» **Work item**
Pull out every line below holding the word "Frank".

(Data about app and page elements)
*** Begin section ***
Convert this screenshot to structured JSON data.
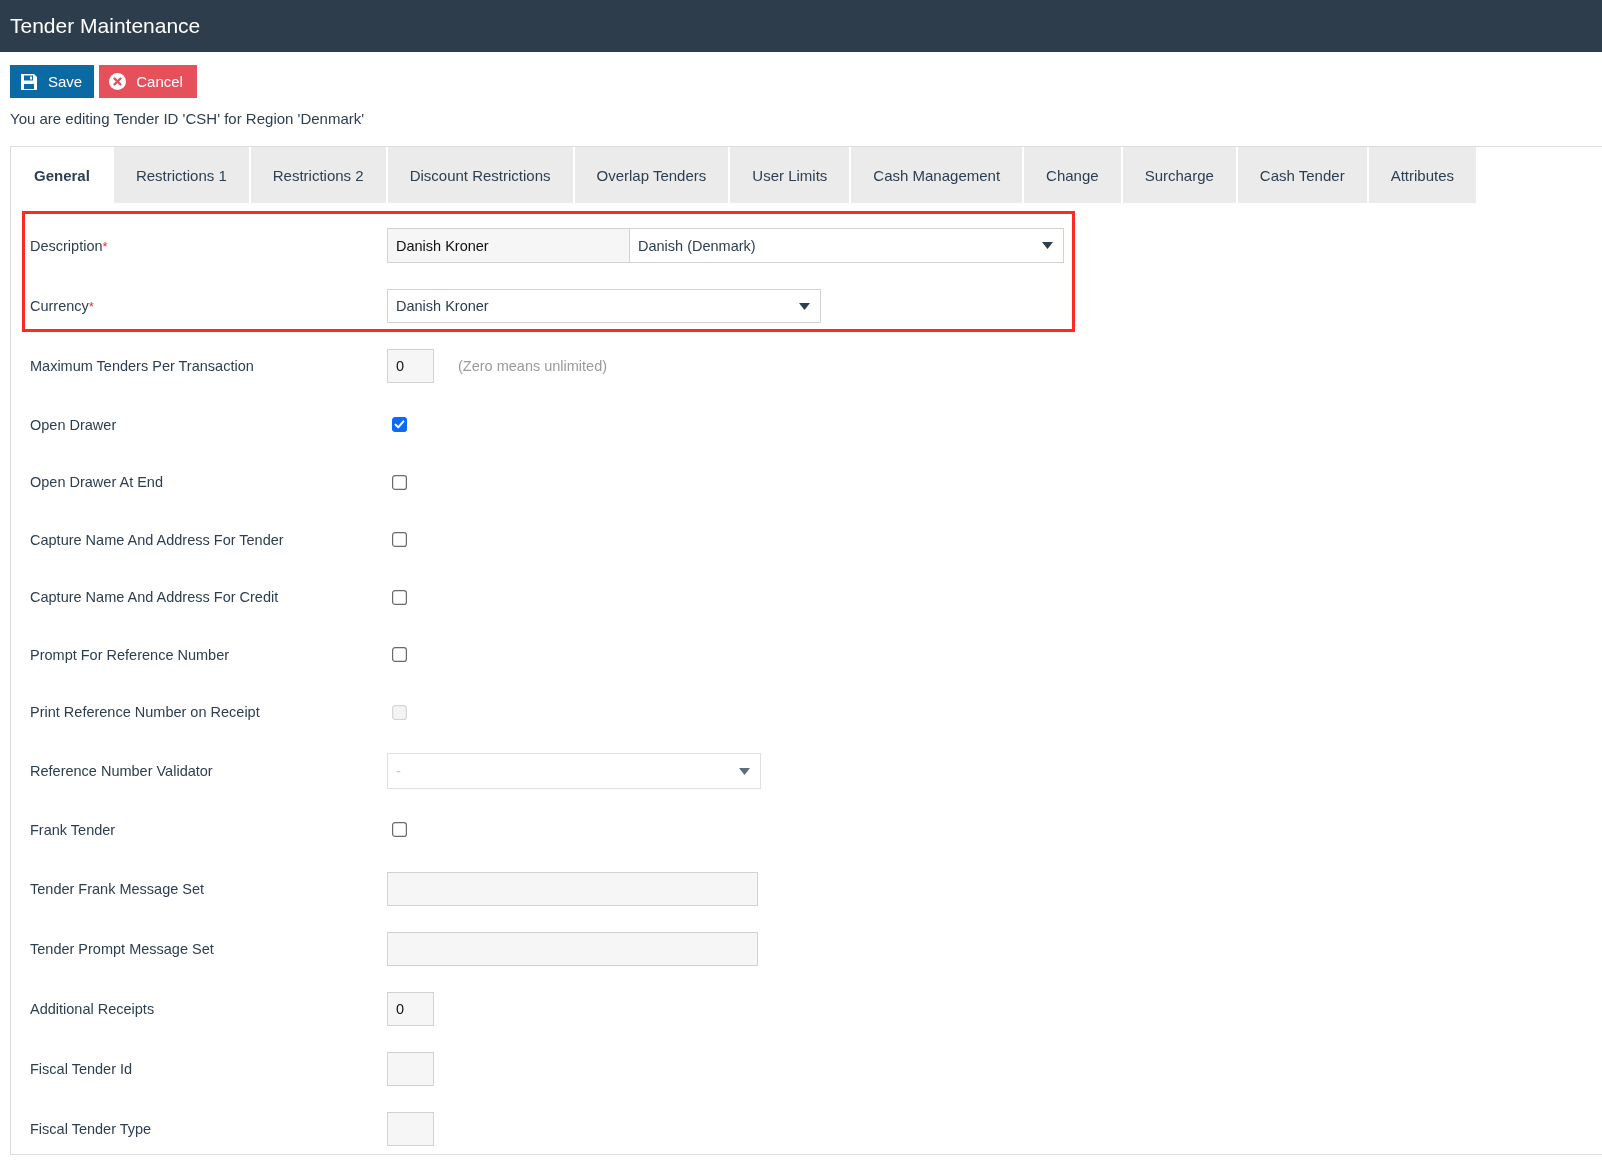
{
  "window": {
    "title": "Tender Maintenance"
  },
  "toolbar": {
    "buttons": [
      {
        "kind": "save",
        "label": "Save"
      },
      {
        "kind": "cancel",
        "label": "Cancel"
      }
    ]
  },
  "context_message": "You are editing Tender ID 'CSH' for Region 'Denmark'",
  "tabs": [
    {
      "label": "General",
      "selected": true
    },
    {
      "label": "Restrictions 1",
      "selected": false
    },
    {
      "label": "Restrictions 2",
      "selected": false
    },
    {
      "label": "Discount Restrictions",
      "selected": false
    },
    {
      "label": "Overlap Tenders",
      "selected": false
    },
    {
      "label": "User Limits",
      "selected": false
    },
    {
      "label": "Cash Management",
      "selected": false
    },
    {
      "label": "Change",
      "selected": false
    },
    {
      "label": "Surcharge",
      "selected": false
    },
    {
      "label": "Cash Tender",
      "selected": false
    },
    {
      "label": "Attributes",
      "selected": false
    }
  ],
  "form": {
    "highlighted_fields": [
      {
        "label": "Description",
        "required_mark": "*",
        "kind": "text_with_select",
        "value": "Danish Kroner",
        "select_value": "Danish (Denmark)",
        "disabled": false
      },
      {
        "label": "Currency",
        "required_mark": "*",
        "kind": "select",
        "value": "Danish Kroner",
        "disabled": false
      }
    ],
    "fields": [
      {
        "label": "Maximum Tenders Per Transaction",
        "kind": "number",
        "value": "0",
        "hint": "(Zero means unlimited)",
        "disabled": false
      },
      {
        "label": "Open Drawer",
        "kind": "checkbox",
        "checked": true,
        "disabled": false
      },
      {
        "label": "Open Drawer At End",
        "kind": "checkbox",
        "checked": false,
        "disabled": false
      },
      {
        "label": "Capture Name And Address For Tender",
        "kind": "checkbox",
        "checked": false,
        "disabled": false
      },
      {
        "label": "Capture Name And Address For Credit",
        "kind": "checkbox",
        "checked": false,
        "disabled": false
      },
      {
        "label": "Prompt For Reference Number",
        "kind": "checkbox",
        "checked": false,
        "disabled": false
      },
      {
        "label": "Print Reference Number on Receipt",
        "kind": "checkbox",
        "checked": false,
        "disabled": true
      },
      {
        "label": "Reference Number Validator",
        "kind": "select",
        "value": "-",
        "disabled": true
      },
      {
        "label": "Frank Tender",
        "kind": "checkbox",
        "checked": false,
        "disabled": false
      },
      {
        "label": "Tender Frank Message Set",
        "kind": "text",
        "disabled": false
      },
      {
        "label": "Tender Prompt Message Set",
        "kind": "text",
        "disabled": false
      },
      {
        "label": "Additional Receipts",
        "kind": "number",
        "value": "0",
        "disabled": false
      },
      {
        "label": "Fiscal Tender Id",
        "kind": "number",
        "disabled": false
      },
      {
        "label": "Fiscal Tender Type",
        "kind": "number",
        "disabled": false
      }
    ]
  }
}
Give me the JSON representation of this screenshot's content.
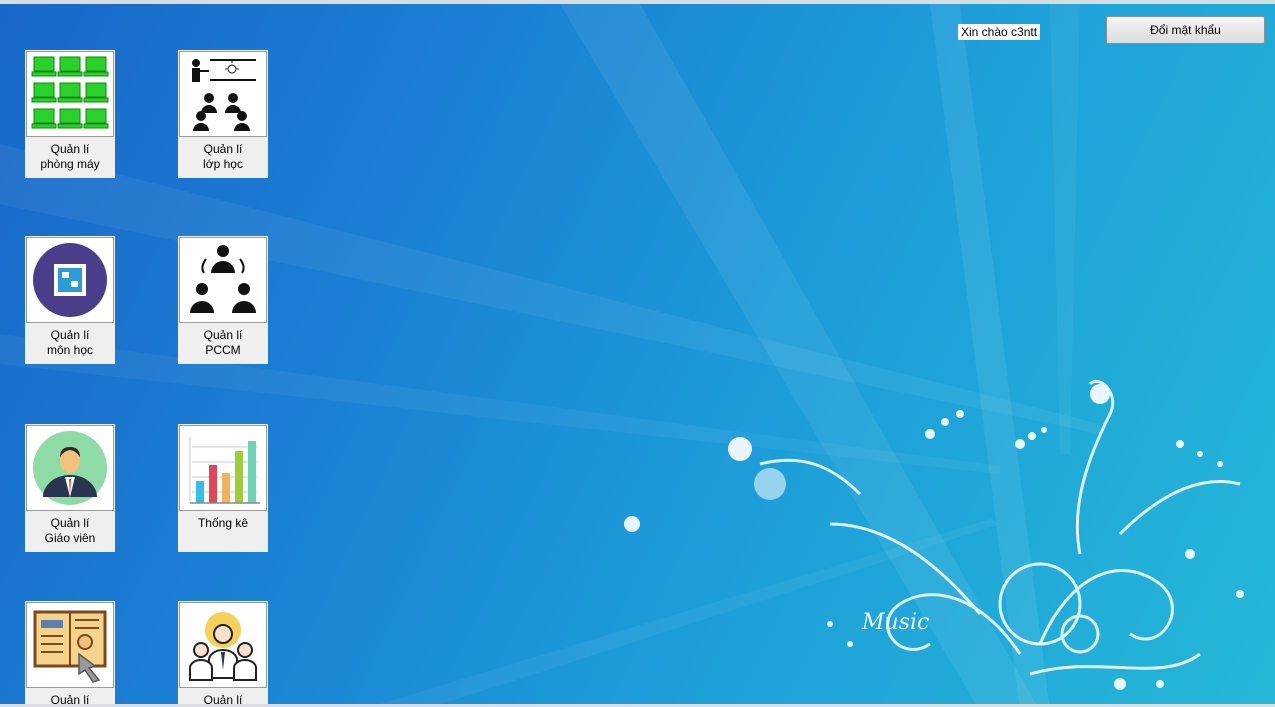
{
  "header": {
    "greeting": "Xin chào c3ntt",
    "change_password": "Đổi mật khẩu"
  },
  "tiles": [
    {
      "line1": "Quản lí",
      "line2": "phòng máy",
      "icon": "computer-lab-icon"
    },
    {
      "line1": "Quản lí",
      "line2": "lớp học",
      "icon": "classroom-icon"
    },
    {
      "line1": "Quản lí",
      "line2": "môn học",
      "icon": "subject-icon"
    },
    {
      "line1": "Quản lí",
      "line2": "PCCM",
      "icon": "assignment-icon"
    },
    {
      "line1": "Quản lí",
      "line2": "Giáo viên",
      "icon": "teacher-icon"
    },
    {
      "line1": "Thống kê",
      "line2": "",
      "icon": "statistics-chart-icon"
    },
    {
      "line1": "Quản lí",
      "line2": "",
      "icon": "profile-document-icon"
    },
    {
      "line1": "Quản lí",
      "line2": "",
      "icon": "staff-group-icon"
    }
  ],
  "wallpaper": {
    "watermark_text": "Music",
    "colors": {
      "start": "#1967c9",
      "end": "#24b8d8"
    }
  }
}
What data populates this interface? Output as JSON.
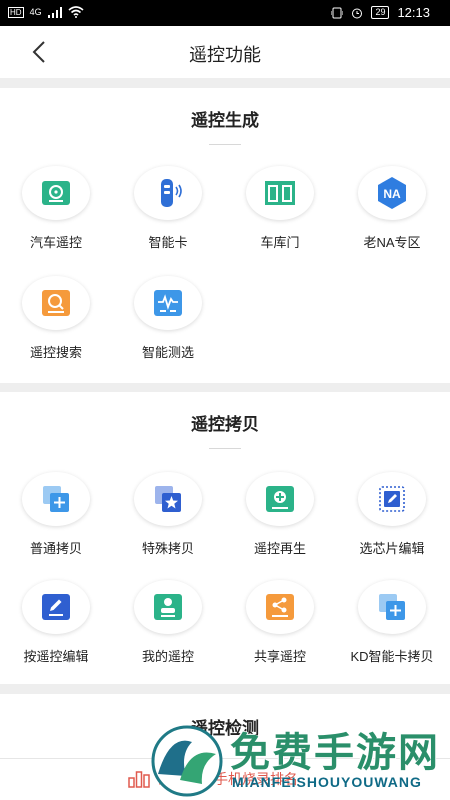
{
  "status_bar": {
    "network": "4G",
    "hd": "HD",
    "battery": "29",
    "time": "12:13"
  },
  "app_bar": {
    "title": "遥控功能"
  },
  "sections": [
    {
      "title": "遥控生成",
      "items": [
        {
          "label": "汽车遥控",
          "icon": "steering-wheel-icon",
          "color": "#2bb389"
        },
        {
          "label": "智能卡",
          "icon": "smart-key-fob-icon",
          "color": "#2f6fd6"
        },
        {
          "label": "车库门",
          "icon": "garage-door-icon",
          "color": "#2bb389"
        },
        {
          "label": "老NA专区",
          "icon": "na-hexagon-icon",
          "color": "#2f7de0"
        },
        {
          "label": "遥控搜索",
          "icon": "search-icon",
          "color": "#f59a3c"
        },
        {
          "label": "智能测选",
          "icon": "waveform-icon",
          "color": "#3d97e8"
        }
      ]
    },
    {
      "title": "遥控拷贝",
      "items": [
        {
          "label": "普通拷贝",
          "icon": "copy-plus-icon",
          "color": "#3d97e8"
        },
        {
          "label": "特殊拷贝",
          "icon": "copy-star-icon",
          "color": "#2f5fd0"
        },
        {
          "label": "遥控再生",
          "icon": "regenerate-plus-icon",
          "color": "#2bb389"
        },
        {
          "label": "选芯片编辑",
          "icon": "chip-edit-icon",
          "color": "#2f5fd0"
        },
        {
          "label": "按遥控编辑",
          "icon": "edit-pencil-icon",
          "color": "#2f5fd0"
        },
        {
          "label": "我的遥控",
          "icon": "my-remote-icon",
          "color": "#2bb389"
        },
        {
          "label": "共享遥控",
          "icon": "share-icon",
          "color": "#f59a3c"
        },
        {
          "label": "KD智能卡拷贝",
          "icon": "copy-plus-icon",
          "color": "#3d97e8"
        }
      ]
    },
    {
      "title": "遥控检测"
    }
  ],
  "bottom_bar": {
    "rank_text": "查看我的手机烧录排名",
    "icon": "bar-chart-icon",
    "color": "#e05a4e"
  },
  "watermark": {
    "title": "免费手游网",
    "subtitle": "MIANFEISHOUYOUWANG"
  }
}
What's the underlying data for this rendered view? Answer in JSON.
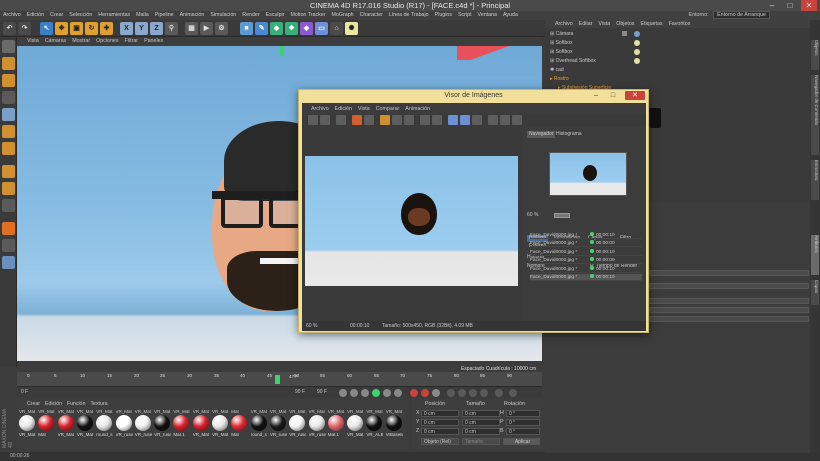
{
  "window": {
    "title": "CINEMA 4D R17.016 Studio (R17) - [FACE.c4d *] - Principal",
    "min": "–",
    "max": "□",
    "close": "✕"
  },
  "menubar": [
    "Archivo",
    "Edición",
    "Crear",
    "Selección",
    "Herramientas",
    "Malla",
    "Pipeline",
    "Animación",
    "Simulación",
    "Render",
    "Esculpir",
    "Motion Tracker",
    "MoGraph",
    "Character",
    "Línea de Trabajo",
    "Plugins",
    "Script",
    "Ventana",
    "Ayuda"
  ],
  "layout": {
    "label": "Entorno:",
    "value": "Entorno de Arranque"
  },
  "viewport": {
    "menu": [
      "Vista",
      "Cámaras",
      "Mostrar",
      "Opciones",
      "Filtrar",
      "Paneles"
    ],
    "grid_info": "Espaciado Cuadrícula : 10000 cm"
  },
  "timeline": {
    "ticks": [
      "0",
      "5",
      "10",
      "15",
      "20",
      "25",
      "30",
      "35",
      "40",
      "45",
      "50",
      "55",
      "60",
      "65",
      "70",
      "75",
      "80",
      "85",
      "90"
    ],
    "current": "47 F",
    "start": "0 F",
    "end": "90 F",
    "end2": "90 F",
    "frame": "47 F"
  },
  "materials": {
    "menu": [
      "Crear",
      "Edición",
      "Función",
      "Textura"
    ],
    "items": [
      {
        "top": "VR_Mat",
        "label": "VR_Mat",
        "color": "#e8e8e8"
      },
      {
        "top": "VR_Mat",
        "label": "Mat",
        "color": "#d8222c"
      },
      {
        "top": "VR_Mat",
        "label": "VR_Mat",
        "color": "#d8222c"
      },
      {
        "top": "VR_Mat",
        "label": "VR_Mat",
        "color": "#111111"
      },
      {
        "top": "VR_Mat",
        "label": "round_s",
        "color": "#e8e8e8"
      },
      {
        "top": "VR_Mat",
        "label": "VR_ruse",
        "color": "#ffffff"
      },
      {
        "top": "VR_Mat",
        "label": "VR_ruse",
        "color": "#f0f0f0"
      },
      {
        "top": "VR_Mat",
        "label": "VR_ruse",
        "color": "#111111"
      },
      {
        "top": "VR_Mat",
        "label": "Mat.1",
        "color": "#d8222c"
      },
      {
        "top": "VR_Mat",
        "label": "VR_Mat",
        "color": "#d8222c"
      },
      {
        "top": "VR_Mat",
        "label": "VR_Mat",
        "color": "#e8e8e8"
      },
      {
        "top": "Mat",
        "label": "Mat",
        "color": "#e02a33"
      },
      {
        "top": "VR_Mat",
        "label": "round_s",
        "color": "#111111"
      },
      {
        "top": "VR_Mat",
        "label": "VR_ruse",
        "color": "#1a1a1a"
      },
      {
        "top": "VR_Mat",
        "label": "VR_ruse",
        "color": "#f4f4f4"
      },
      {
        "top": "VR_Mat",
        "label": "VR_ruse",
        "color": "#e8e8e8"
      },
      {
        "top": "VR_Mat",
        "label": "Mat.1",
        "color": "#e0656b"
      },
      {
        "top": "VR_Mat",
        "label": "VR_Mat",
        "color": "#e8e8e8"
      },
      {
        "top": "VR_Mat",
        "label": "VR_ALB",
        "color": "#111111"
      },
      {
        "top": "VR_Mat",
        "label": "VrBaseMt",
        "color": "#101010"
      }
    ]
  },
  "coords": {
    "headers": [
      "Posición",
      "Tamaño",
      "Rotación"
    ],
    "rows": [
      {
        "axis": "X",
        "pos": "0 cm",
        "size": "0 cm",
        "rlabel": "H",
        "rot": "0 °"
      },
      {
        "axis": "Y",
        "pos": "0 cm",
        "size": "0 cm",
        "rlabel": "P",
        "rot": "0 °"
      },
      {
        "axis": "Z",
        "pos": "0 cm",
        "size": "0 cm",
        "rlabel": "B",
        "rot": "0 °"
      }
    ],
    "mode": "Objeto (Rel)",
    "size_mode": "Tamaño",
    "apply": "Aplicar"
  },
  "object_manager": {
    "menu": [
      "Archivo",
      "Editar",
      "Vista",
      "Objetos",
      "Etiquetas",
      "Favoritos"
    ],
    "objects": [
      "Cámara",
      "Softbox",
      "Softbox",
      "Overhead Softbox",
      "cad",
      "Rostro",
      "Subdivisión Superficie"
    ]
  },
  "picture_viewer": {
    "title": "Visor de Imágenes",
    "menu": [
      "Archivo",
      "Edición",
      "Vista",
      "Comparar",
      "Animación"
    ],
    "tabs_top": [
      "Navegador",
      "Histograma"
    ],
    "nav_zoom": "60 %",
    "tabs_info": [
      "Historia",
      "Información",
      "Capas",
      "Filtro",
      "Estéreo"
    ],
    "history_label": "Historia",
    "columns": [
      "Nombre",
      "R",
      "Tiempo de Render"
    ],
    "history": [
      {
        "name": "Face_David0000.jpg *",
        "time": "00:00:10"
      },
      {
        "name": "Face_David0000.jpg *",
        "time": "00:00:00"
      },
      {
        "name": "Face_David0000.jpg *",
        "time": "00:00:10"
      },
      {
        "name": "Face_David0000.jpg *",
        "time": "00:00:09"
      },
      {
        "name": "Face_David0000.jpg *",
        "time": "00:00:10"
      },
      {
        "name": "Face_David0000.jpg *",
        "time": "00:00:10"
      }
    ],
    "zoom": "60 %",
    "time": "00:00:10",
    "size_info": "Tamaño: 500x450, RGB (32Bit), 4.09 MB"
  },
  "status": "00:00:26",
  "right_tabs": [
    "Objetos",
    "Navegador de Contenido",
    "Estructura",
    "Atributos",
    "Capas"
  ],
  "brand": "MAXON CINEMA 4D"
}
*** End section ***
» **Response box**
        "label": "Frank Tender",
        "label": "Tender Frank Message Set",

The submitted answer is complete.